Eytham Souibgui received his PhD in Microbiology from University of Lyon (France) in 2017. His PhD work focused on the identification and characterization of genes involved in the pathogenicity of plant pathogenic fungi. He joined Melosh Lab as a Postdoc in 2018 to develop the nanostraw platform for cargo delivery into fungal and plant cells. He is funded through an industrial partnership with Bayer. 

Andy Tay 
Cell Sampling & Dynamic Intracellular manipulations 
andytkp_@_stanford.edu

Andy Tay graduated from the National University of Singapore (NUS) with a Bachelors in Biomedical Engineering (First Class Honors) in 2014. Following that, he joined the Di Carlo lab in the University of California, Los Angeles and graduated with his PhD which focuses on magnetic neuro-modulation in 2017. His postdoc stint is supported by the NUS-Overseas Postdoctoral Fellowship. More information can be found on his personal webpage:  http://www.bioeng.nus.edu.sg/people/PI/andytay/

Hao Yan
Diamondoids and Diamond Materials 
yanhao@stanford.edu 

Hao Yan is a physical science research associate under the joint advisory of Profs. Nick Melosh and Zhi-Xun Shen. I obtained my PhD in chemistry from Harvard in 2011, where I worked on multifunctional nanowires and nano-computing by bottom-up assembly. My current research focuses on using the diamondoid platform to address several fundamental questions, including unraveling the driving force behind ligand-directed self-assembly, new methodologies for atomic-precise control of low-dimensional structures and molecular-level understanding of the interplay between chemical bonds and mechanical stress.

Google scholar link
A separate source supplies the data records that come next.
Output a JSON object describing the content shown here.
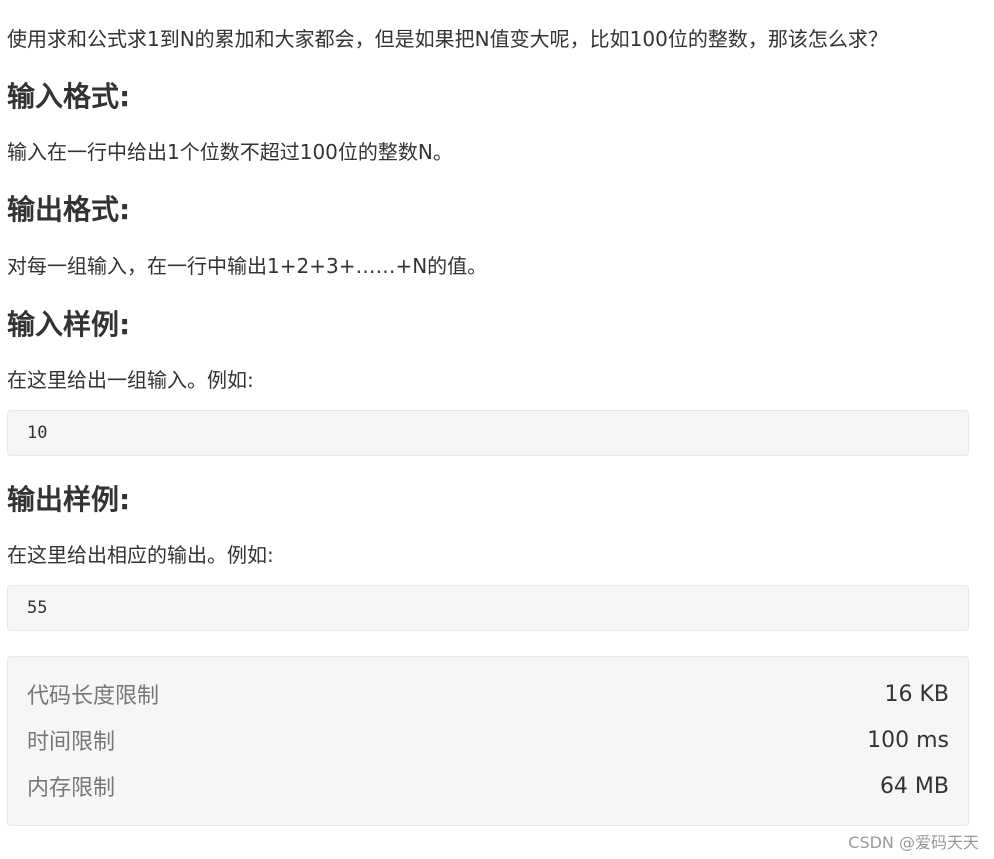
{
  "problem": {
    "description": "使用求和公式求1到N的累加和大家都会，但是如果把N值变大呢，比如100位的整数，那该怎么求？",
    "input_format": {
      "heading": "输入格式:",
      "text": "输入在一行中给出1个位数不超过100位的整数N。"
    },
    "output_format": {
      "heading": "输出格式:",
      "text": "对每一组输入，在一行中输出1+2+3+……+N的值。"
    },
    "sample_input": {
      "heading": "输入样例:",
      "text": "在这里给出一组输入。例如:",
      "code": "10"
    },
    "sample_output": {
      "heading": "输出样例:",
      "text": "在这里给出相应的输出。例如:",
      "code": "55"
    }
  },
  "limits": [
    {
      "label": "代码长度限制",
      "value": "16 KB"
    },
    {
      "label": "时间限制",
      "value": "100 ms"
    },
    {
      "label": "内存限制",
      "value": "64 MB"
    }
  ],
  "watermark": "CSDN @爱码天天"
}
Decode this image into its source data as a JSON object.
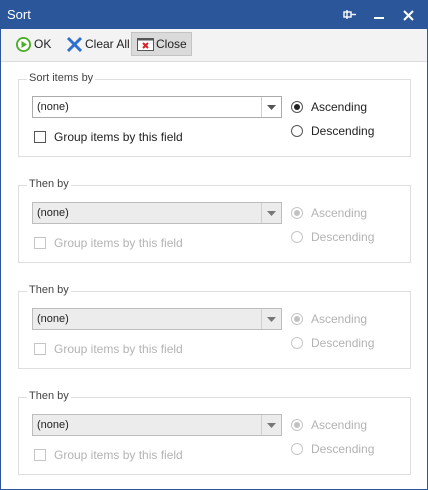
{
  "window": {
    "title": "Sort"
  },
  "titlebar_buttons": [
    "pin-icon",
    "minimize-icon",
    "close-icon"
  ],
  "toolbar": {
    "ok_label": "OK",
    "clear_all_label": "Clear All",
    "close_label": "Close"
  },
  "groups": [
    {
      "legend": "Sort items by",
      "value": "(none)",
      "group_label": "Group items by this field",
      "ascending": "Ascending",
      "descending": "Descending",
      "enabled": true,
      "selected": "ascending"
    },
    {
      "legend": "Then by",
      "value": "(none)",
      "group_label": "Group items by this field",
      "ascending": "Ascending",
      "descending": "Descending",
      "enabled": false,
      "selected": "ascending"
    },
    {
      "legend": "Then by",
      "value": "(none)",
      "group_label": "Group items by this field",
      "ascending": "Ascending",
      "descending": "Descending",
      "enabled": false,
      "selected": "ascending"
    },
    {
      "legend": "Then by",
      "value": "(none)",
      "group_label": "Group items by this field",
      "ascending": "Ascending",
      "descending": "Descending",
      "enabled": false,
      "selected": "ascending"
    }
  ],
  "colors": {
    "titlebar": "#2b579a",
    "ok_icon": "#4caf28",
    "clear_icon": "#2f6fd0",
    "close_icon": "#d9262b"
  }
}
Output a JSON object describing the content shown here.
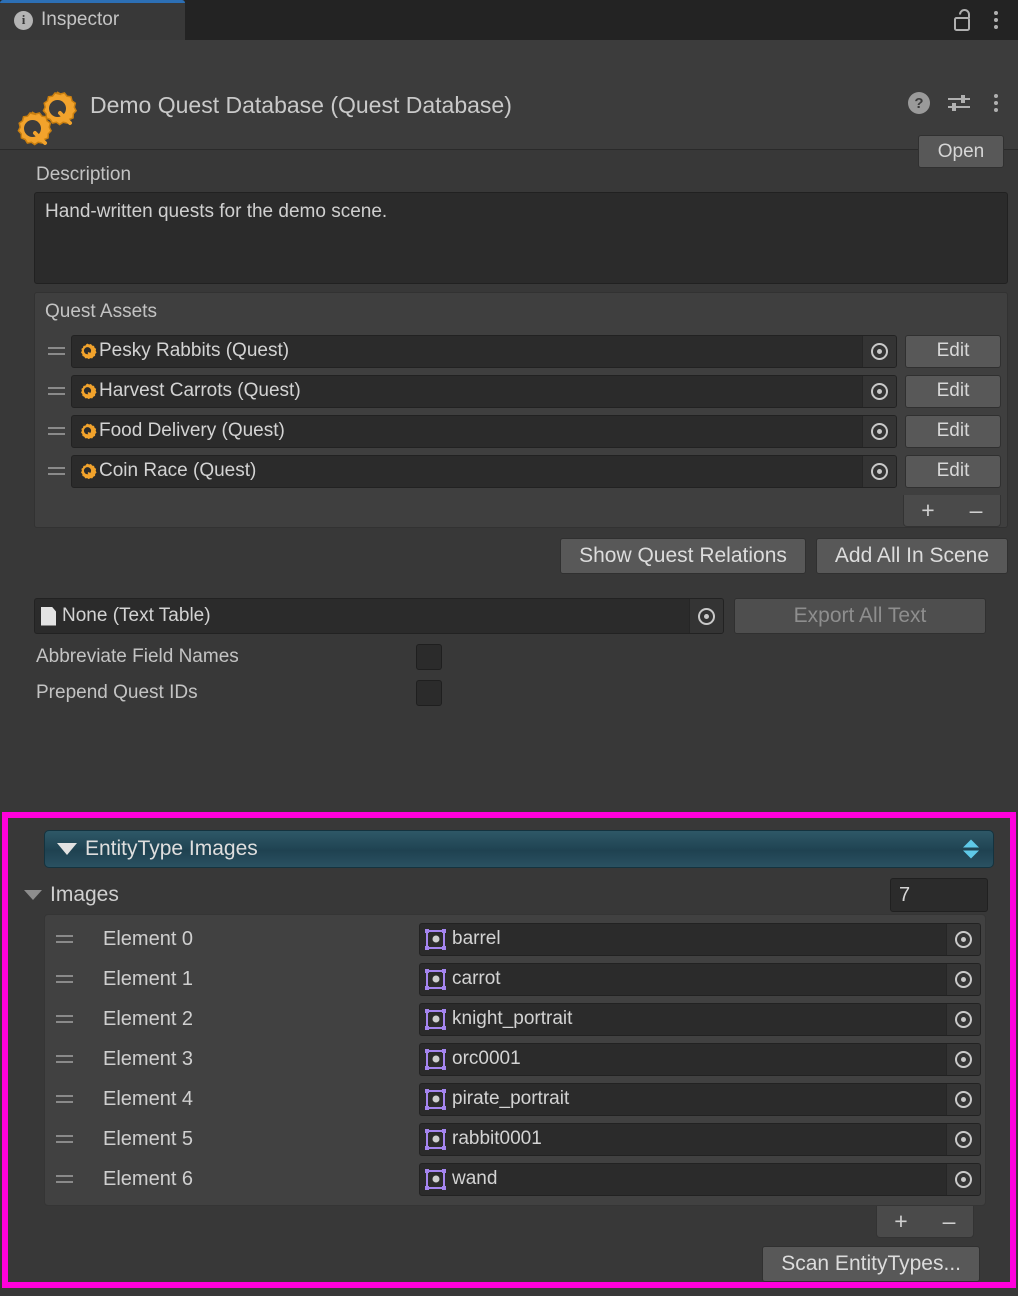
{
  "window": {
    "tab_label": "Inspector",
    "tab_icon": "info-icon",
    "lock_icon": "unlocked-padlock-icon",
    "menu_icon": "kebab-menu-icon"
  },
  "object_header": {
    "icon": "quest-database-gears-icon",
    "title": "Demo Quest Database (Quest Database)",
    "help_icon": "help-circle-icon",
    "preset_icon": "preset-sliders-icon",
    "menu_icon": "kebab-menu-icon",
    "open_button": "Open"
  },
  "description": {
    "label": "Description",
    "value": "Hand-written quests for the demo scene."
  },
  "quest_assets": {
    "panel_title": "Quest Assets",
    "items": [
      {
        "name": "Pesky Rabbits (Quest)",
        "icon": "quest-gear-icon",
        "edit_label": "Edit"
      },
      {
        "name": "Harvest Carrots (Quest)",
        "icon": "quest-gear-icon",
        "edit_label": "Edit"
      },
      {
        "name": "Food Delivery (Quest)",
        "icon": "quest-gear-icon",
        "edit_label": "Edit"
      },
      {
        "name": "Coin Race (Quest)",
        "icon": "quest-gear-icon",
        "edit_label": "Edit"
      }
    ],
    "add_label": "+",
    "remove_label": "–",
    "show_relations_button": "Show Quest Relations",
    "add_all_in_scene_button": "Add All In Scene"
  },
  "text_table": {
    "value": "None (Text Table)",
    "icon": "text-asset-document-icon",
    "export_button": "Export All Text",
    "export_disabled": true,
    "abbreviate_label": "Abbreviate Field Names",
    "abbreviate_checked": false,
    "prepend_label": "Prepend Quest IDs",
    "prepend_checked": false
  },
  "entity_type_images": {
    "foldout_title": "EntityType Images",
    "foldout_expanded": true,
    "sort_icon": "sort-up-down-icon",
    "images_label": "Images",
    "images_expanded": true,
    "count": "7",
    "elements": [
      {
        "label": "Element 0",
        "value": "barrel",
        "icon": "sprite-icon"
      },
      {
        "label": "Element 1",
        "value": "carrot",
        "icon": "sprite-icon"
      },
      {
        "label": "Element 2",
        "value": "knight_portrait",
        "icon": "sprite-icon"
      },
      {
        "label": "Element 3",
        "value": "orc0001",
        "icon": "sprite-icon"
      },
      {
        "label": "Element 4",
        "value": "pirate_portrait",
        "icon": "sprite-icon"
      },
      {
        "label": "Element 5",
        "value": "rabbit0001",
        "icon": "sprite-icon"
      },
      {
        "label": "Element 6",
        "value": "wand",
        "icon": "sprite-icon"
      }
    ],
    "add_label": "+",
    "remove_label": "–",
    "scan_button": "Scan EntityTypes...",
    "highlight_color": "#ff00dd"
  }
}
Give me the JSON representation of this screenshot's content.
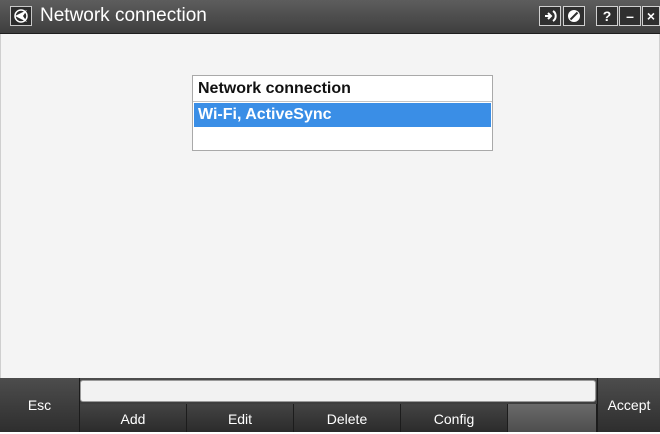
{
  "window": {
    "title": "Network connection",
    "icons": [
      "app-logo-icon",
      "signal-icon",
      "no-entry-icon"
    ],
    "help_label": "?",
    "minimize_label": "–",
    "close_label": "×"
  },
  "list": {
    "header": "Network connection",
    "items": [
      {
        "label": "Wi-Fi,  ActiveSync",
        "selected": true
      }
    ]
  },
  "command_input": {
    "value": ""
  },
  "bottom": {
    "esc_label": "Esc",
    "accept_label": "Accept",
    "softkeys": [
      "Add",
      "Edit",
      "Delete",
      "Config",
      ""
    ]
  },
  "colors": {
    "selection": "#3a8ee6",
    "titlebar": "#4a4a4a",
    "background": "#f4f4f4"
  }
}
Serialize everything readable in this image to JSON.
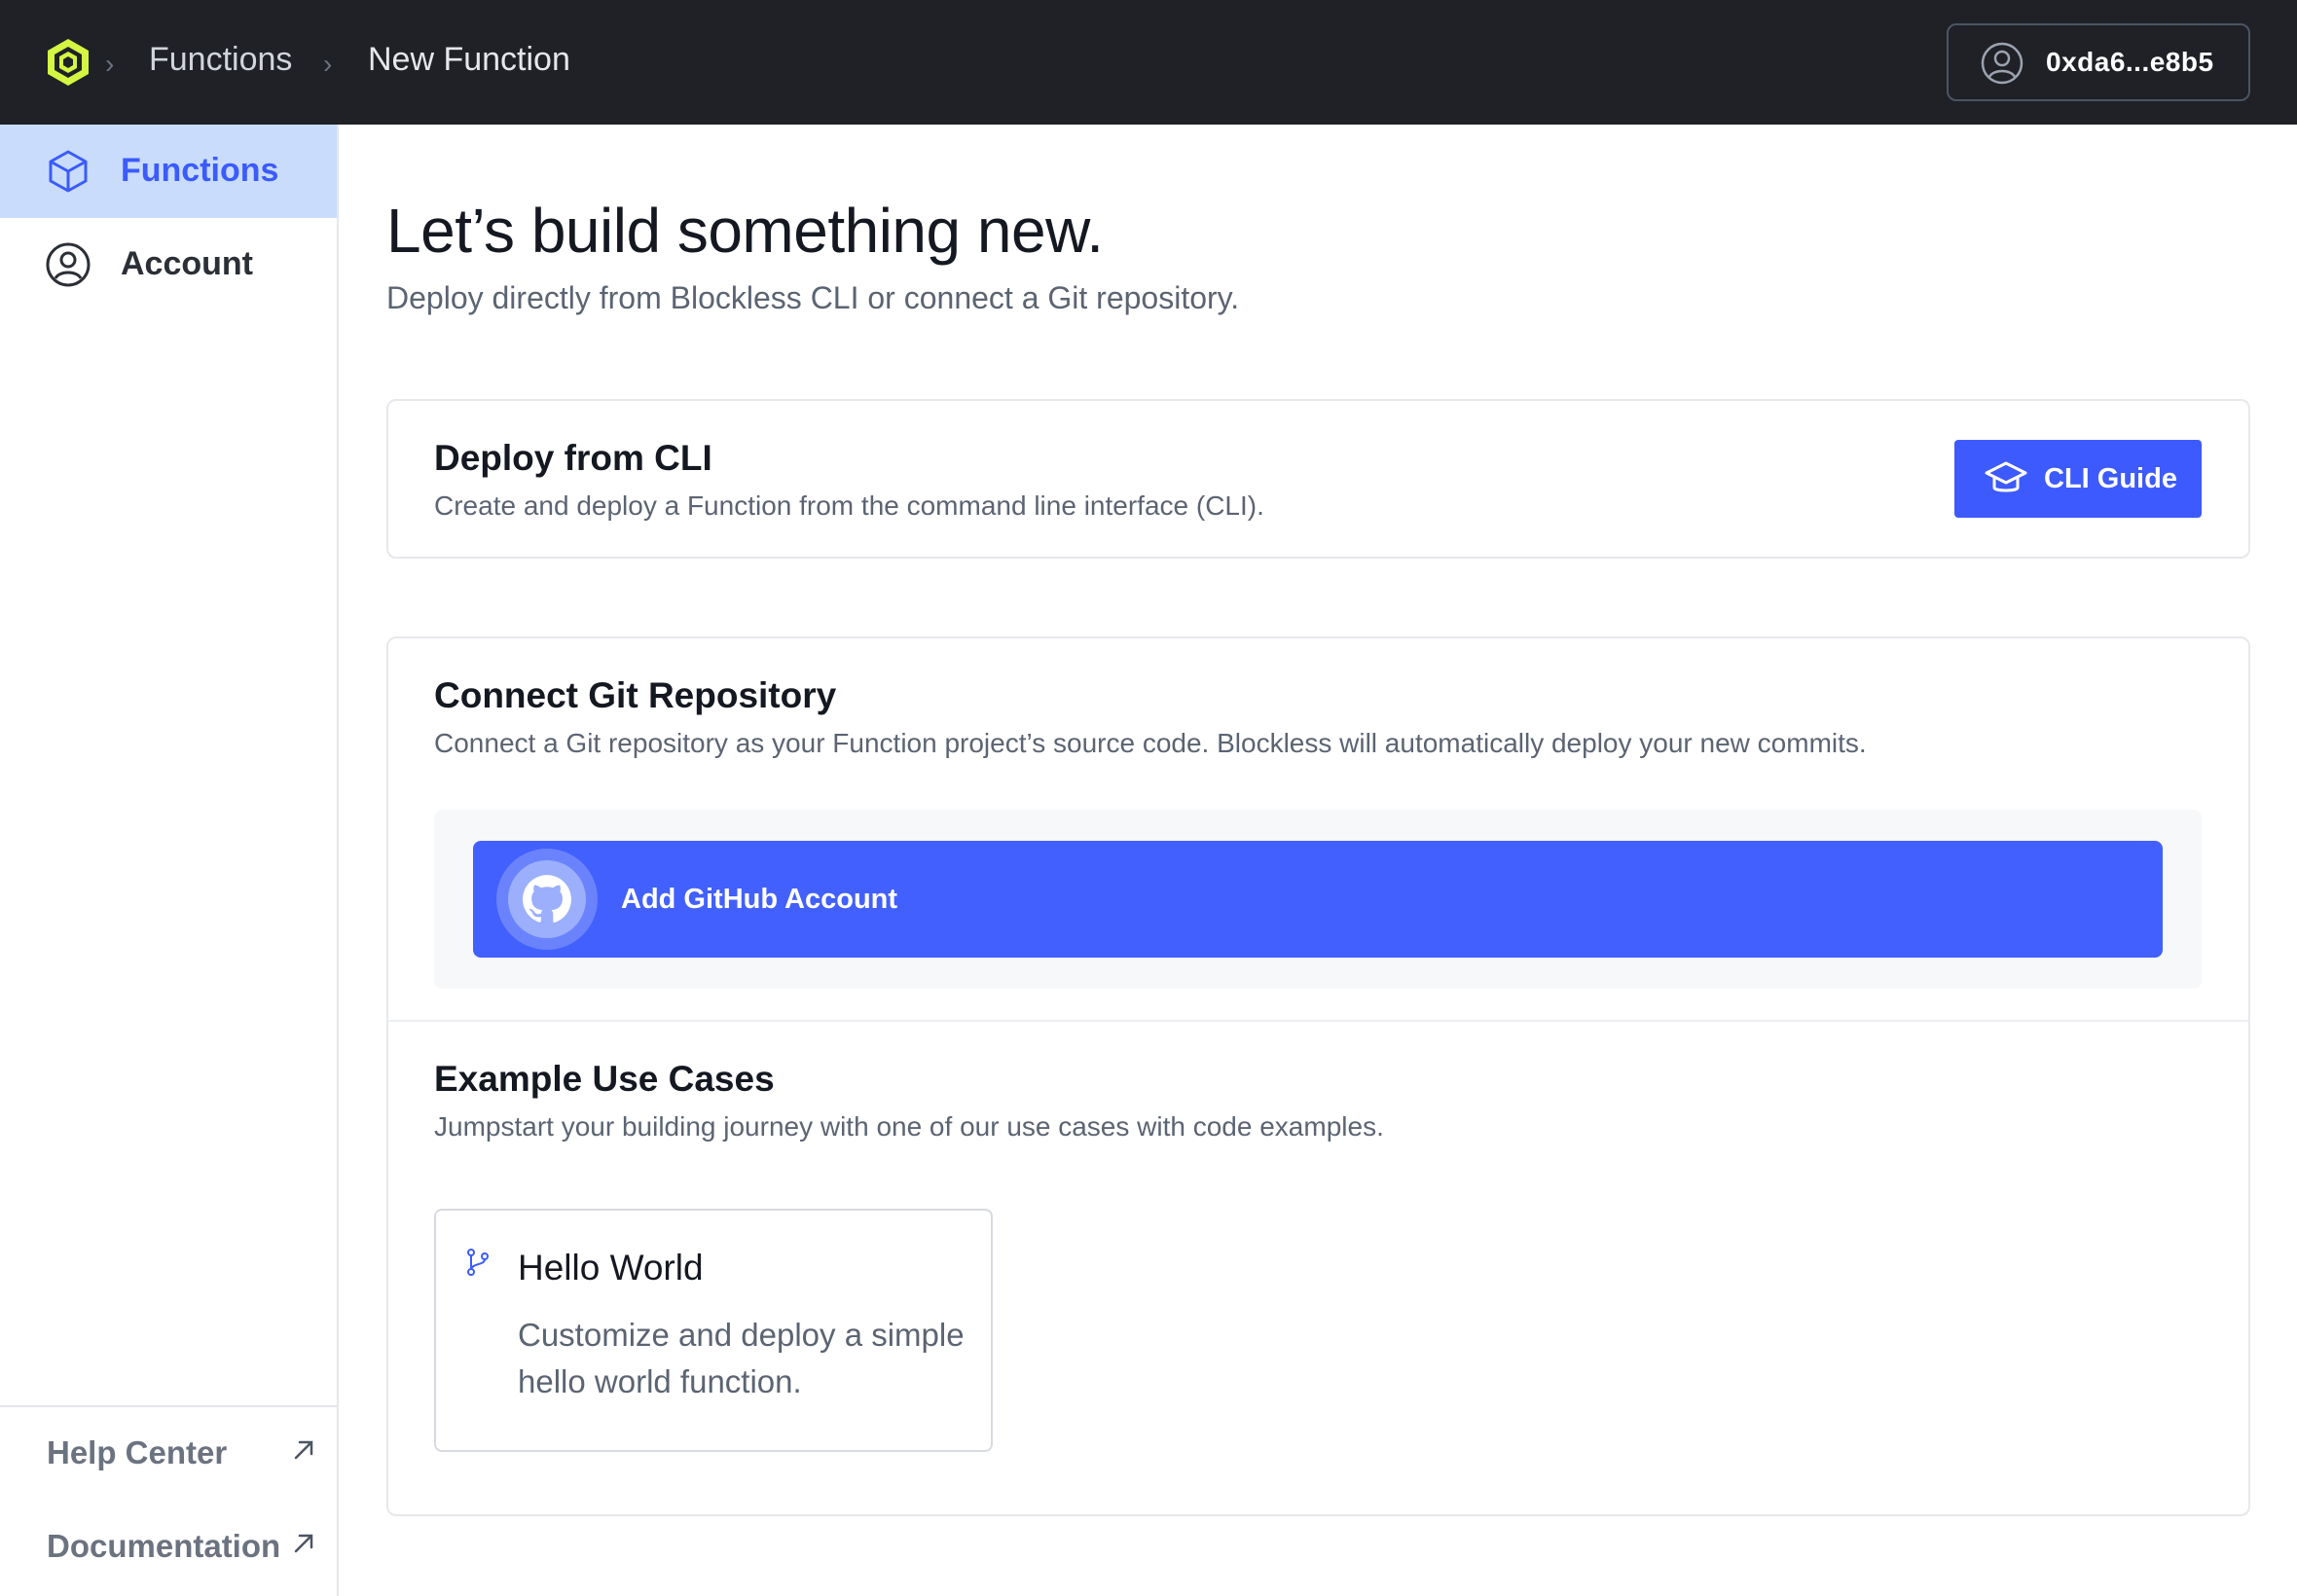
{
  "header": {
    "breadcrumb": [
      "Functions",
      "New Function"
    ],
    "account_address": "0xda6...e8b5"
  },
  "sidebar": {
    "items": [
      {
        "label": "Functions",
        "icon": "cube-icon",
        "active": true
      },
      {
        "label": "Account",
        "icon": "user-circle-icon",
        "active": false
      }
    ],
    "footer": [
      {
        "label": "Help Center",
        "icon": "external-link-icon"
      },
      {
        "label": "Documentation",
        "icon": "external-link-icon"
      }
    ]
  },
  "main": {
    "title": "Let’s build something new.",
    "subtitle": "Deploy directly from Blockless CLI or connect a Git repository.",
    "cli_card": {
      "title": "Deploy from CLI",
      "description": "Create and deploy a Function from the command line interface (CLI).",
      "button_label": "CLI Guide",
      "button_icon": "graduation-cap-icon"
    },
    "git_card": {
      "title": "Connect Git Repository",
      "description": "Connect a Git repository as your Function project’s source code. Blockless will automatically deploy your new commits.",
      "github_button_label": "Add GitHub Account",
      "github_icon": "github-icon"
    },
    "examples": {
      "title": "Example Use Cases",
      "description": "Jumpstart your building journey with one of our use cases with code examples.",
      "items": [
        {
          "title": "Hello World",
          "description": "Customize and deploy a simple hello world function.",
          "icon": "git-branch-icon"
        }
      ]
    }
  },
  "colors": {
    "topbar": "#1f2126",
    "accent": "#3d5afe",
    "logo": "#d4f542",
    "active_nav_bg": "#c9dcfb"
  }
}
Amanda Jonsson
Cell Sampling & Dynamic Intracellular Manipulations 
ajonsson@stanford.edu 
Amanda Jonsson obtained her PhD from the Laboratory of Organic Electronics, at Linköping University, Sweden, in 2017. During her PhD she engineered devices for signal transduction between electronics and biological systems, with a focus on chemical delivery with high spatial and temporal resolution. Amanda joined the Melosh Group in 2017, and she is working on fabrication, characterization, and further development of nanostraws, as a tool for intracellular access. Her work specifically aims at taking the nanostraw technology to the single cell level. One goal is to follow the variation of intracellular molecules over time, in individual cells, thousands of cells at the time. This could greatly improve the understanding of cellular processes, such as cell differentiation, disease progression, and drug metabolism, and thereby lead to better medical treatments. Amanda is supported by the Wallenberg Foundation Postdoctoral Scholarship at Stanford.